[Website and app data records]
=== Section Start ===

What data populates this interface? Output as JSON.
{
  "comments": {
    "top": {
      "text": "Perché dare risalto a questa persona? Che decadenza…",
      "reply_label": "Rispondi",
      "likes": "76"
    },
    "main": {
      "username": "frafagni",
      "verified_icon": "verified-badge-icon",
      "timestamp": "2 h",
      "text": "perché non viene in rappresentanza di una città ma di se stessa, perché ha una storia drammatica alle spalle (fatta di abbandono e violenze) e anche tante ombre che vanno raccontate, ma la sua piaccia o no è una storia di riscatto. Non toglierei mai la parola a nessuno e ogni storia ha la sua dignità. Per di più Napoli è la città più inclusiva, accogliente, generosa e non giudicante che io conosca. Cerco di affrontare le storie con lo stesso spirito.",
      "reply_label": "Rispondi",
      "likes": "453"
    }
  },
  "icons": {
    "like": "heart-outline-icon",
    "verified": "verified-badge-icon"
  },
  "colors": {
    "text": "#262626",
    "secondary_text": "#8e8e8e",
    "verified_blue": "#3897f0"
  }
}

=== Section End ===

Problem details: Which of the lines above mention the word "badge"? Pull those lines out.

Written response:
      "verified_icon": "verified-badge-icon",
    "verified": "verified-badge-icon"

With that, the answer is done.